With the world’s need for energy continuing to rise at the same time as the competing need to focus on decarbonisation, the demand for LNG is growing. The wheels are already in motion in the form of several infrastructure developments for new LNG export and import terminals around the world, and shipyard slots being snatched up ready for the construction of the next generation of carriers that will form the backbone of the future supply chain.
“We will likely see anything from 100 to 150 new vessels being built in the next five to seven years to serve the burgeoning LNG production market,” says Leonardo Ferrero, Senior Expert, System Development and Design, Wärtsilä Marine Power.
At the same time, the LNG charter landscape is shifting, with a trend towards shorter-term agreements, explains Stein Thorsager, Opportunity Management, Wärtsilä Marine Power. “In the past charter contracts have typically run for around 20 years, meaning the carrier vessels are purpose-built for the charter in question.
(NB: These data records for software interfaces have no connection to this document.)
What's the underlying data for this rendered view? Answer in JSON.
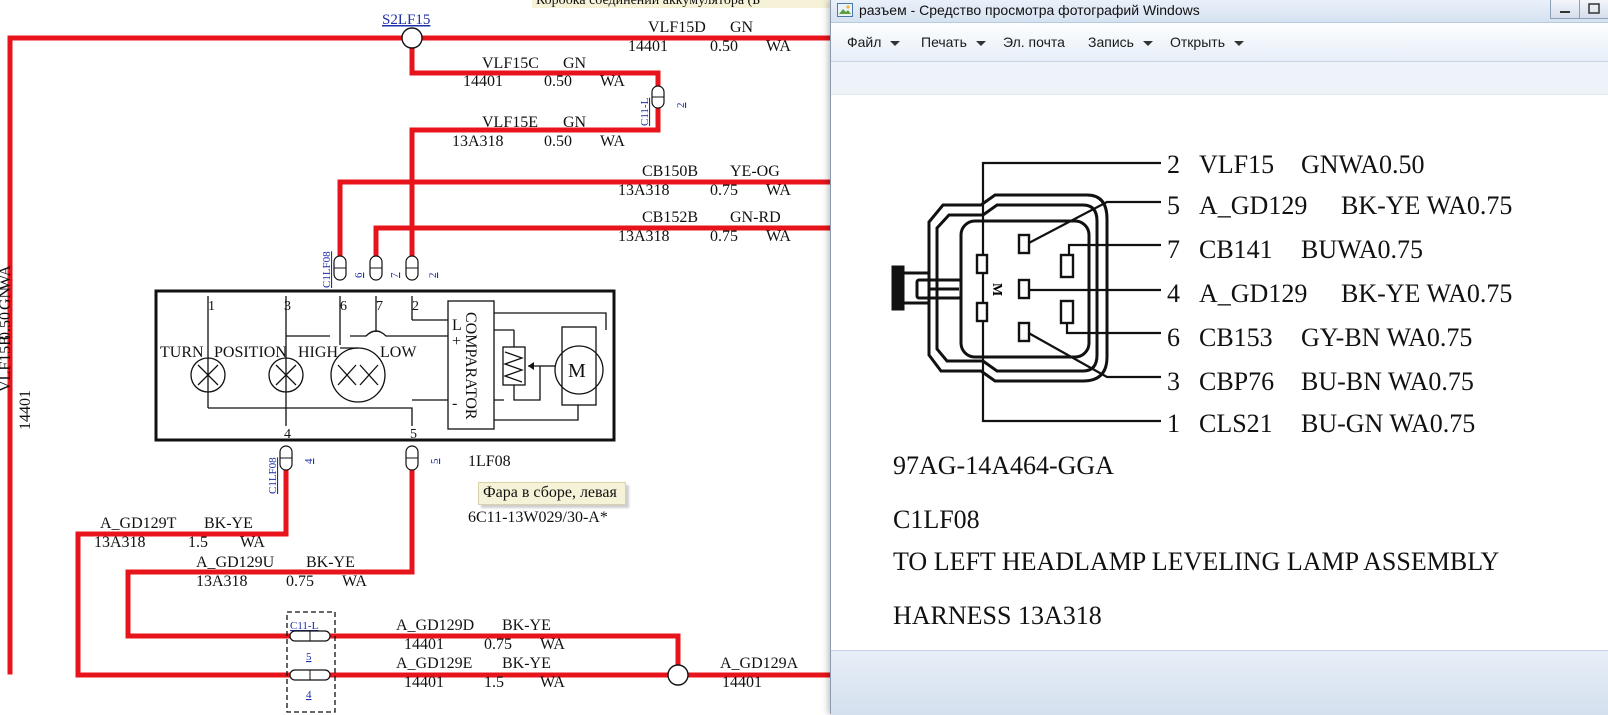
{
  "diagram": {
    "top_cut_text": "Коробка соединений аккумулятора (Б",
    "splice": "S2LF15",
    "wires": [
      {
        "code": "VLF15D",
        "color": "GN",
        "part": "14401",
        "size": "0.50",
        "ins": "WA"
      },
      {
        "code": "VLF15C",
        "color": "GN",
        "part": "14401",
        "size": "0.50",
        "ins": "WA"
      },
      {
        "code": "VLF15E",
        "color": "GN",
        "part": "13A318",
        "size": "0.50",
        "ins": "WA"
      },
      {
        "code": "CB150B",
        "color": "YE-OG",
        "part": "13A318",
        "size": "0.75",
        "ins": "WA"
      },
      {
        "code": "CB152B",
        "color": "GN-RD",
        "part": "13A318",
        "size": "0.75",
        "ins": "WA"
      },
      {
        "code": "A_GD129T",
        "color": "BK-YE",
        "part": "13A318",
        "size": "1.5",
        "ins": "WA"
      },
      {
        "code": "A_GD129U",
        "color": "BK-YE",
        "part": "13A318",
        "size": "0.75",
        "ins": "WA"
      },
      {
        "code": "A_GD129D",
        "color": "BK-YE",
        "part": "14401",
        "size": "0.75",
        "ins": "WA"
      },
      {
        "code": "A_GD129E",
        "color": "BK-YE",
        "part": "14401",
        "size": "1.5",
        "ins": "WA"
      },
      {
        "code": "A_GD129A",
        "part": "14401"
      }
    ],
    "vertical_wire": {
      "code": "VLF15B",
      "color": "GN",
      "size": "0.50",
      "ins": "WA",
      "part": "14401"
    },
    "connector_c11l": "C11-L",
    "connector_c1lf08": "C1LF08",
    "pins": {
      "p2": "2",
      "p4": "4",
      "p5": "5",
      "p6": "6",
      "p7": "7"
    },
    "box_pins": [
      "1",
      "3",
      "6",
      "7",
      "2"
    ],
    "box_labels": {
      "turn": "TURN",
      "position": "POSITION",
      "high": "HIGH",
      "low": "LOW",
      "comparator": "COMPARATOR",
      "motor": "M",
      "l_plus": "L",
      "plus": "+",
      "minus": "-"
    },
    "component_id": "1LF08",
    "component_tooltip": "Фара в сборе, левая",
    "component_part": "6C11-13W029/30-A*"
  },
  "viewer": {
    "title": "разъем - Средство просмотра фотографий Windows",
    "menu": [
      {
        "label": "Файл",
        "has_arrow": true
      },
      {
        "label": "Печать",
        "has_arrow": true
      },
      {
        "label": "Эл. почта",
        "has_arrow": false
      },
      {
        "label": "Запись",
        "has_arrow": true
      },
      {
        "label": "Открыть",
        "has_arrow": true
      }
    ],
    "pinout": [
      {
        "pin": "2",
        "circuit": "VLF15",
        "spec": "GNWA0.50"
      },
      {
        "pin": "5",
        "circuit": "A_GD129",
        "spec": "BK-YE   WA0.75"
      },
      {
        "pin": "7",
        "circuit": "CB141",
        "spec": "BUWA0.75"
      },
      {
        "pin": "4",
        "circuit": "A_GD129",
        "spec": "BK-YE   WA0.75"
      },
      {
        "pin": "6",
        "circuit": "CB153",
        "spec": "GY-BN   WA0.75"
      },
      {
        "pin": "3",
        "circuit": "CBP76",
        "spec": "BU-BN   WA0.75"
      },
      {
        "pin": "1",
        "circuit": "CLS21",
        "spec": "BU-GN   WA0.75"
      }
    ],
    "connector_face_letter": "M",
    "part_number": "97AG-14A464-GGA",
    "connector_name": "C1LF08",
    "description": "TO LEFT HEADLAMP LEVELING LAMP ASSEMBLY",
    "harness": "HARNESS 13A318"
  }
}
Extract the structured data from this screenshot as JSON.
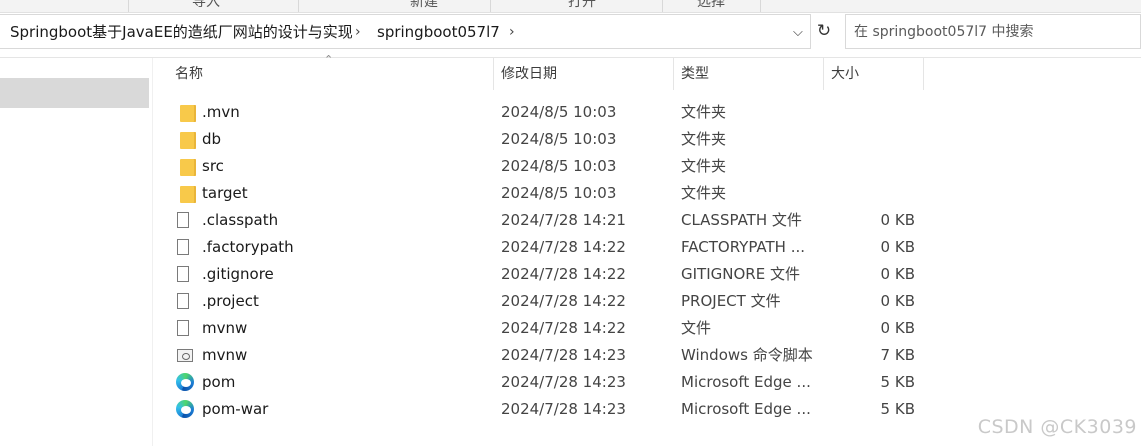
{
  "ribbon": [
    "导入",
    "新建",
    "打开",
    "选择"
  ],
  "breadcrumb": {
    "items": [
      "Springboot基于JavaEE的造纸厂网站的设计与实现",
      "springboot057l7"
    ]
  },
  "search": {
    "placeholder": "在 springboot057l7 中搜索"
  },
  "columns": {
    "name": "名称",
    "date": "修改日期",
    "type": "类型",
    "size": "大小"
  },
  "files": [
    {
      "name": ".mvn",
      "date": "2024/8/5 10:03",
      "type": "文件夹",
      "size": "",
      "icon": "folder-icon"
    },
    {
      "name": "db",
      "date": "2024/8/5 10:03",
      "type": "文件夹",
      "size": "",
      "icon": "folder-icon"
    },
    {
      "name": "src",
      "date": "2024/8/5 10:03",
      "type": "文件夹",
      "size": "",
      "icon": "folder-icon"
    },
    {
      "name": "target",
      "date": "2024/8/5 10:03",
      "type": "文件夹",
      "size": "",
      "icon": "folder-icon"
    },
    {
      "name": ".classpath",
      "date": "2024/7/28 14:21",
      "type": "CLASSPATH 文件",
      "size": "0 KB",
      "icon": "file-icon"
    },
    {
      "name": ".factorypath",
      "date": "2024/7/28 14:22",
      "type": "FACTORYPATH ...",
      "size": "0 KB",
      "icon": "file-icon"
    },
    {
      "name": ".gitignore",
      "date": "2024/7/28 14:22",
      "type": "GITIGNORE 文件",
      "size": "0 KB",
      "icon": "file-icon"
    },
    {
      "name": ".project",
      "date": "2024/7/28 14:22",
      "type": "PROJECT 文件",
      "size": "0 KB",
      "icon": "file-icon"
    },
    {
      "name": "mvnw",
      "date": "2024/7/28 14:22",
      "type": "文件",
      "size": "0 KB",
      "icon": "file-icon"
    },
    {
      "name": "mvnw",
      "date": "2024/7/28 14:23",
      "type": "Windows 命令脚本",
      "size": "7 KB",
      "icon": "script-icon"
    },
    {
      "name": "pom",
      "date": "2024/7/28 14:23",
      "type": "Microsoft Edge ...",
      "size": "5 KB",
      "icon": "edge-icon"
    },
    {
      "name": "pom-war",
      "date": "2024/7/28 14:23",
      "type": "Microsoft Edge ...",
      "size": "5 KB",
      "icon": "edge-icon"
    }
  ],
  "watermark": "CSDN @CK3039"
}
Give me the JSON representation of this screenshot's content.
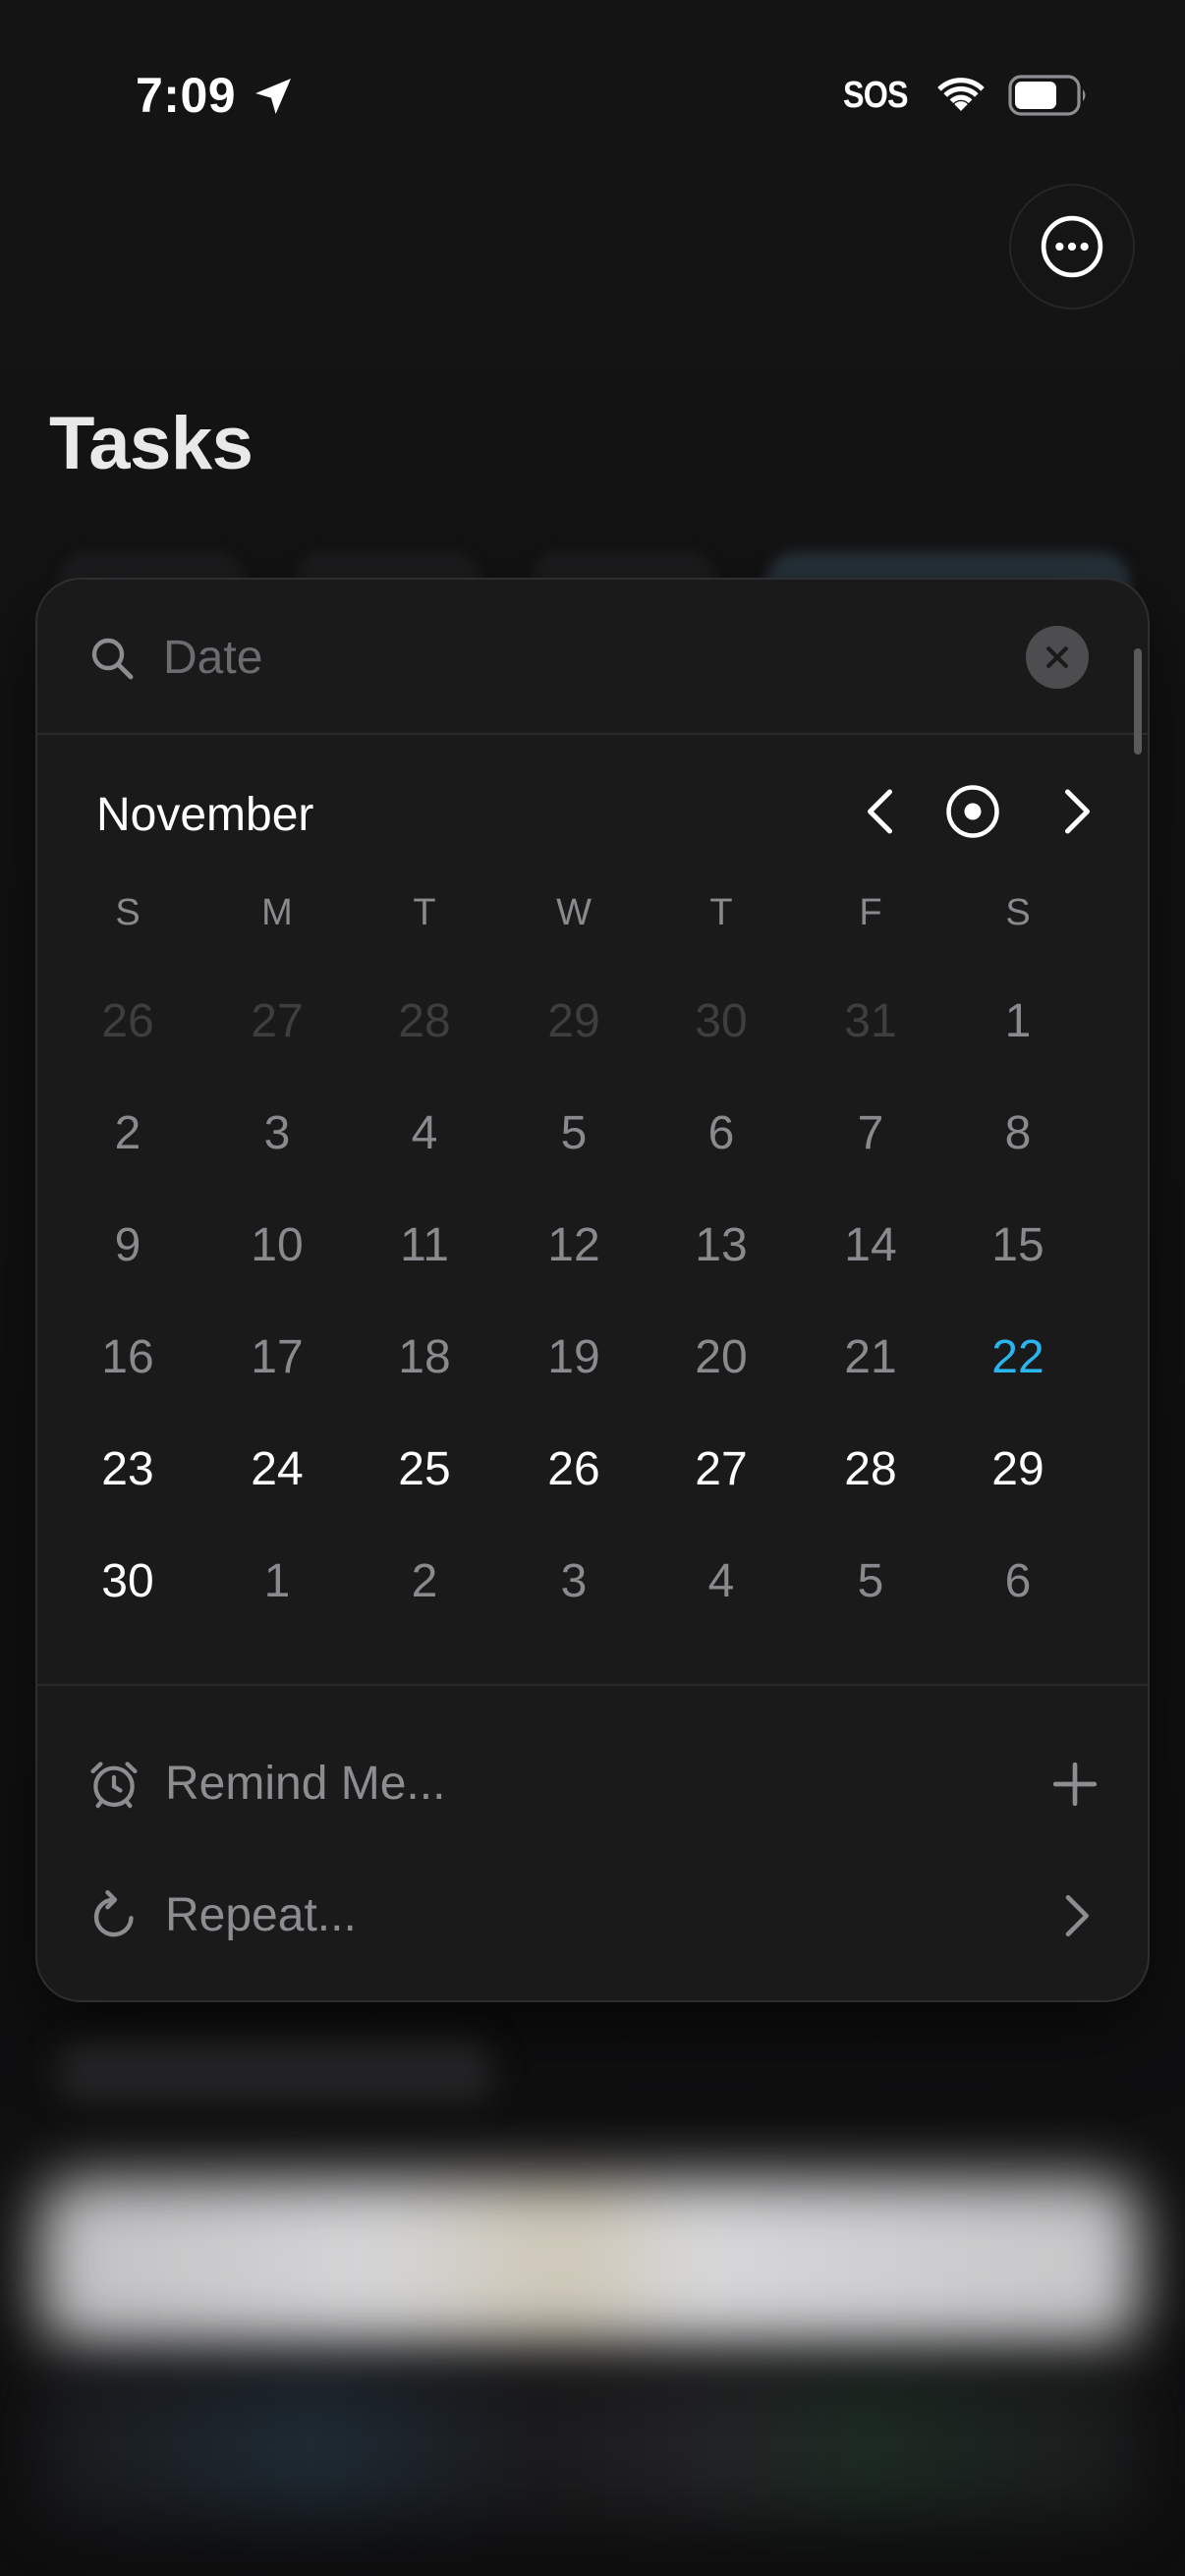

Today we’re increasingly seeing shorter-term agreements of perhaps seven to ten years as well as more spot-rate contracts, and this demands more flexible vessel concepts so that the asset can continue to earn its keep even after the original contract has ended.”